Fish and Aquatic Life
Streambank fencing of portions of ths creek during the now-completed priority watershed project
substantially improved this stream's trout fishery. Two years after fencing, trout populations had
increased substantially, and, by 1990, shfted from the more pollution-tolerant brown to a lesstolerant
brook trout fishery. Once-eroded streambanks are now vegetated and stabilized. The
abundance of groundwater flow to this stream may have buffered it from effects of the 1988
drought (Haynes) .
Author Aquatic Biologist
The Vance Creek (1/2 Ave. to the upstream crossing of the Barron-Dunn county line) was assessed during the 2018 listing cycle; total phosphorus sample data clearly met the 2018 WisCALM listing thresholds for the Fish and Aquatic Life use. Available biological data did not indicate impairment (i.e. no macroinvertebrate or fish Index of Biotic Integrity (IBI) scored in the "poor" condition category). This water was meeting this designated use and not considered impaired. It was proposed that this water be identified as a new Category 2 water.
Author Amanda Smith
The 2018 assessments of Vance Creek (Mouth to Barron/Dunn County Line (miles 0-3.16)) showed impairment by phosphorus; new total phosphorus sample data exceeded the 2018 WisCALM listing criteria for the Fish and Aquatic Life use. However, available biological data did not indicate impairment (i.e. no macroinvertebrate or fish Index of Biotic Integrity (IBI) scored in the "poor" condition category). Based on the most updated information, this water was proposed for the impaired waters list.
Author Ashley Beranek
The 2018 assessments of Vance Creek (Miles 3.16 to 4.96)) showed impairment by phosphorus; new total phosphorus sample data exceeded the 2018 WisCALM listing criteria for the Fish and Aquatic Life use. However, no biological data (i.e. no macroinvertebrate or fish Index of Biotic Integrity (IBI) scores) were available to assess biological impairment. Based on the most updated information, this water was proposed for the impaired waters list.
Author Ashley Beranek
Wisconsin has over 84,000 miles of streams, 15,000 lakes and milllions of acres of wetlands. Assessing the condition of this vast amount of water is challenging. The state's water monitoring program uses a media-based, cross-program approach to analyze water condition. An updated monitoring strategy (2015-2020) is now available.
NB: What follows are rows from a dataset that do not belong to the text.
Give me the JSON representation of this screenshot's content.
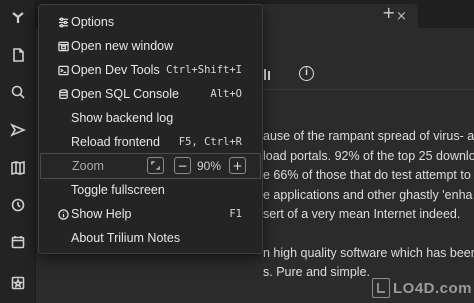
{
  "tabs": {
    "close_glyph": "×",
    "new_glyph": "+"
  },
  "launcher": {
    "items": [
      {
        "icon": "trilium-logo-icon"
      },
      {
        "icon": "new-note-icon"
      },
      {
        "icon": "search-icon"
      },
      {
        "icon": "jump-to-icon"
      },
      {
        "icon": "book-icon"
      },
      {
        "icon": "history-icon"
      },
      {
        "icon": "calendar-icon"
      },
      {
        "icon": "starred-note-icon"
      }
    ]
  },
  "ribbon": {
    "info_glyph": "i"
  },
  "note": {
    "lines": [
      "ause of the rampant spread of virus- a",
      "load portals. 92% of the top 25 downlo",
      "e 66% of those that do test attempt to",
      "e applications and other ghastly 'enha",
      "sert of a very mean Internet indeed."
    ],
    "lines2": [
      "n high quality software which has been",
      "s. Pure and simple."
    ]
  },
  "menu": {
    "items": [
      {
        "label": "Options",
        "shortcut": "",
        "icon": "sliders-icon"
      },
      {
        "label": "Open new window",
        "shortcut": "",
        "icon": "window-icon"
      },
      {
        "label": "Open Dev Tools",
        "shortcut": "Ctrl+Shift+I",
        "icon": "terminal-icon"
      },
      {
        "label": "Open SQL Console",
        "shortcut": "Alt+O",
        "icon": "database-icon"
      },
      {
        "label": "Show backend log",
        "shortcut": "",
        "icon": ""
      },
      {
        "label": "Reload frontend",
        "shortcut": "F5, Ctrl+R",
        "icon": ""
      },
      {
        "label": "Toggle fullscreen",
        "shortcut": "",
        "icon": ""
      },
      {
        "label": "Show Help",
        "shortcut": "F1",
        "icon": "info-circle-icon"
      },
      {
        "label": "About Trilium Notes",
        "shortcut": "",
        "icon": ""
      }
    ],
    "zoom": {
      "label": "Zoom",
      "value": "90%",
      "minus": "−",
      "plus": "+"
    }
  },
  "watermark": {
    "text": "LO4D.com"
  }
}
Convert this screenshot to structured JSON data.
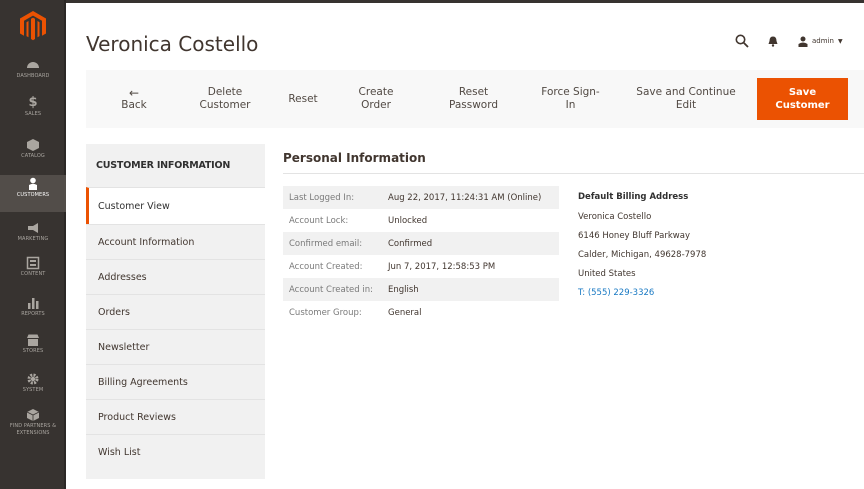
{
  "header": {
    "title": "Veronica Costello",
    "user": "admin"
  },
  "nav": [
    {
      "label": "Dashboard",
      "icon": "dashboard-icon"
    },
    {
      "label": "Sales",
      "icon": "dollar-icon"
    },
    {
      "label": "Catalog",
      "icon": "cube-icon"
    },
    {
      "label": "Customers",
      "icon": "person-icon"
    },
    {
      "label": "Marketing",
      "icon": "megaphone-icon"
    },
    {
      "label": "Content",
      "icon": "content-icon"
    },
    {
      "label": "Reports",
      "icon": "bar-chart-icon"
    },
    {
      "label": "Stores",
      "icon": "store-icon"
    },
    {
      "label": "System",
      "icon": "gear-icon"
    },
    {
      "label": "Find Partners & Extensions",
      "icon": "box-icon"
    }
  ],
  "actions": {
    "back": "Back",
    "delete": "Delete\nCustomer",
    "reset": "Reset",
    "create_order": "Create\nOrder",
    "reset_password": "Reset\nPassword",
    "force_signin": "Force Sign-\nIn",
    "save_continue": "Save and Continue\nEdit",
    "save": "Save\nCustomer"
  },
  "tabs": {
    "title": "CUSTOMER INFORMATION",
    "items": [
      "Customer View",
      "Account Information",
      "Addresses",
      "Orders",
      "Newsletter",
      "Billing Agreements",
      "Product Reviews",
      "Wish List"
    ]
  },
  "personal": {
    "title": "Personal Information",
    "rows": [
      {
        "k": "Last Logged In:",
        "v": "Aug 22, 2017, 11:24:31 AM (Online)"
      },
      {
        "k": "Account Lock:",
        "v": "Unlocked"
      },
      {
        "k": "Confirmed email:",
        "v": "Confirmed"
      },
      {
        "k": "Account Created:",
        "v": "Jun 7, 2017, 12:58:53 PM"
      },
      {
        "k": "Account Created in:",
        "v": "English"
      },
      {
        "k": "Customer Group:",
        "v": "General"
      }
    ]
  },
  "billing": {
    "heading": "Default Billing Address",
    "lines": [
      "Veronica Costello",
      "6146 Honey Bluff Parkway",
      "Calder, Michigan, 49628-7978",
      "United States"
    ],
    "phone": "T: (555) 229-3326"
  },
  "colors": {
    "accent": "#eb5202",
    "nav_bg": "#373330",
    "link": "#1979c3"
  }
}
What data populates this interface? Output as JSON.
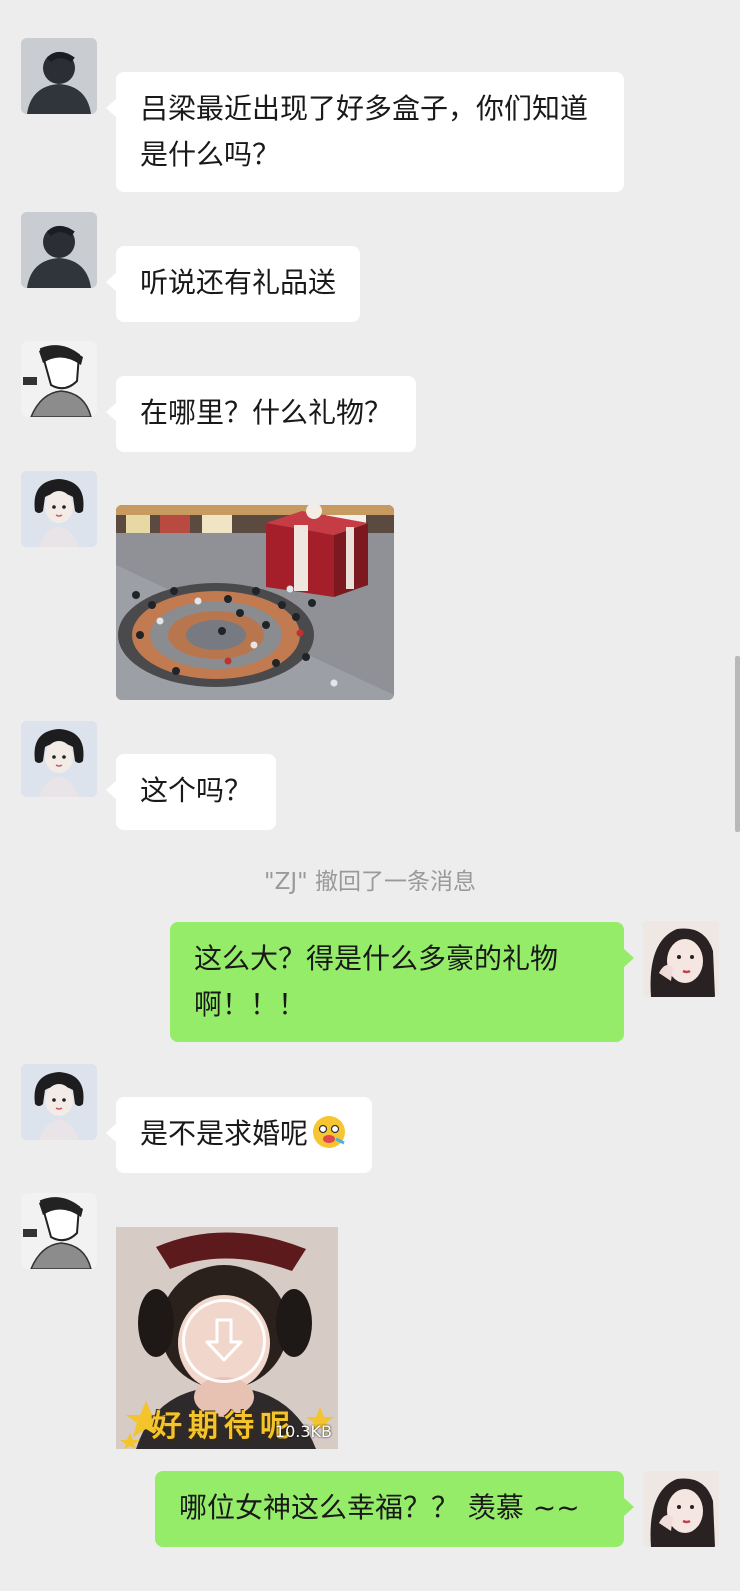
{
  "messages": [
    {
      "text": "吕梁最近出现了好多盒子，你们知道是什么吗？"
    },
    {
      "text": "听说还有礼品送"
    },
    {
      "text": "在哪里？什么礼物？"
    },
    {
      "text": "这个吗？"
    },
    {
      "text": "这么大？得是什么多豪的礼物啊！！！"
    },
    {
      "text": "是不是求婚呢"
    },
    {
      "text": "哪位女神这么幸福？？ 羡慕 ~~"
    }
  ],
  "system_notice": "\"ZJ\" 撤回了一条消息",
  "sticker": {
    "caption": "好期待呢",
    "size": "10.3KB",
    "download_icon": "download-arrow-icon"
  },
  "colors": {
    "background": "#ededed",
    "bubble_in": "#ffffff",
    "bubble_out": "#95ec69",
    "system_text": "#9a9a9a"
  }
}
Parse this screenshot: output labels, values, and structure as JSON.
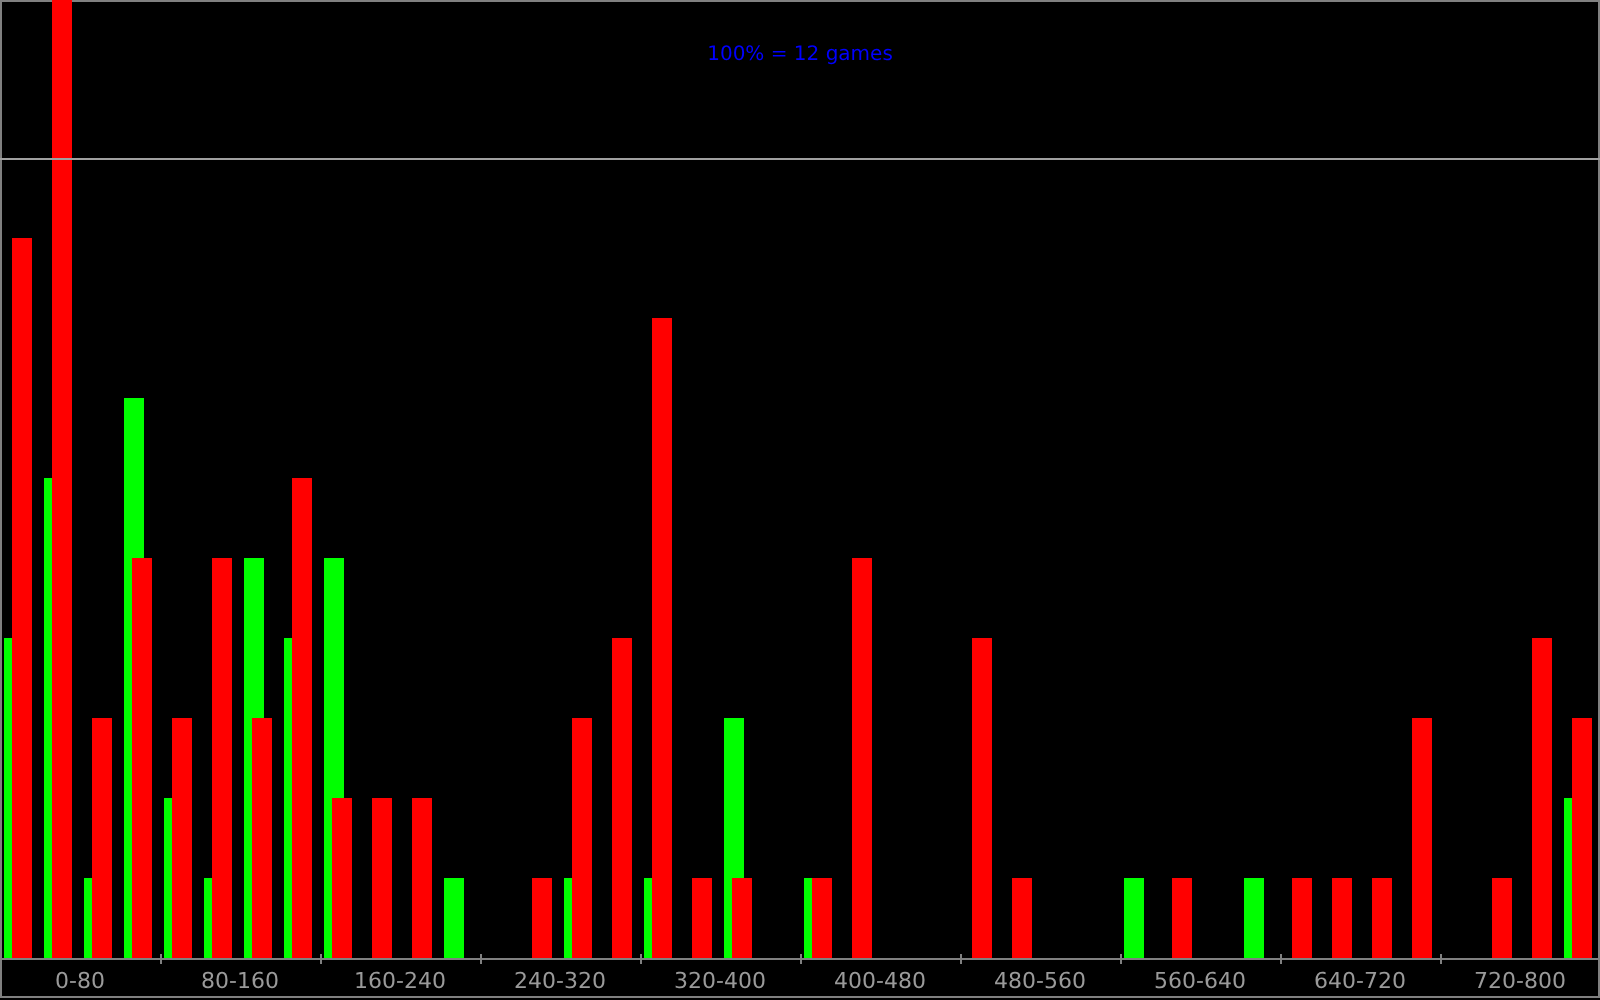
{
  "chart": {
    "reference_label": "100% = 12 games",
    "range_labels": [
      "0-80",
      "80-160",
      "160-240",
      "240-320",
      "320-400",
      "400-480",
      "480-560",
      "560-640",
      "640-720",
      "720-800"
    ]
  }
}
Compliance with Clean Water Act fishable, swimmable standards are located in the Executive Summary of Water Condition in 2016 . See also 'monitoring' and 'projects'.
Wisconsin's Water Quality Standards provide qualitative and quantitative goals for waters that are protective of Fishable, Swimmable conditions [Learn more]. Waters that do not meet water quality standards are considered impaired and restoration actions are planned and carried out until the water is once again fishable and swimmable
Management goals can include creation and implementation of a Total Maximum Daily Load Analysis, habitat restoration work, partnership education and outreach and more. If specific recommendations exist for this water, they will be displayed below.
Monitoring the condition of a river, stream, or lake includes gathering physical, chemical, biological, and habitat data. Comprehensive studies often gather all these parameters in great detail, while lighter assessment events will involve sampling physical, chemical and biological data such as macroinvertebrates. Aquatic macroinvertebrates and fish communities integrate watershed or catchment condition, providing great insight into overall ecosystem health. Chemical and habitat parameters tell researchers more about human induced problems including contaminated runoff, point source dischargers, or habitat issues that foster or limit the potential of aquatic communities to thrive in a given area. Wisconsin's Water Monitoring Strategy was recenty updated.
Grants and Management Projects
|WBIC||Official Waterbody Name||Station ID||Station Name||Earliest Fieldwork Date||Latest Fieldwork Date||View Station||View Data|
|2077100||Vance Creek||10009964||Vance Creek at 1/2 Ave.||1/1/2015||1/1/2015||Map||Data|
|2077100||Vance Creek||10028963||Station 3-Vance Creek- 20 Meters Upstream Of Barron/Dunn Ave.||Map||Data|
|2077100||Vance Creek||10036975||Vance Creek at 6 1/2 St.||1/1/2015||1/1/2015||Map||Data|
Vance Creek is located in the Hay River watershed which is 289.60 mi². Land use in the watershed is primarily agricultural (50%), forest (35%) and a mix of suburban (6%) and other uses (9%). This watershed has 516.98 stream miles, 2,647.38 lake acres and 15,179.56 wetland acres.
Nonpoint Source Characteristics
This watershed is ranked Not Available for runoff impacts on streams, Not Available for runoff impacts on lakes and High for runoff impacts on groundwater and therefore has an overall rank of High. This value can be used in ranking the watershed or individual waterbodies for grant funding under state and county programs.However, all waters are affected by diffuse pollutant sources regardless of initial water quality. Applications for specific runoff projects under state or county grant programs may be pursued. For more information, go to surface water program grants.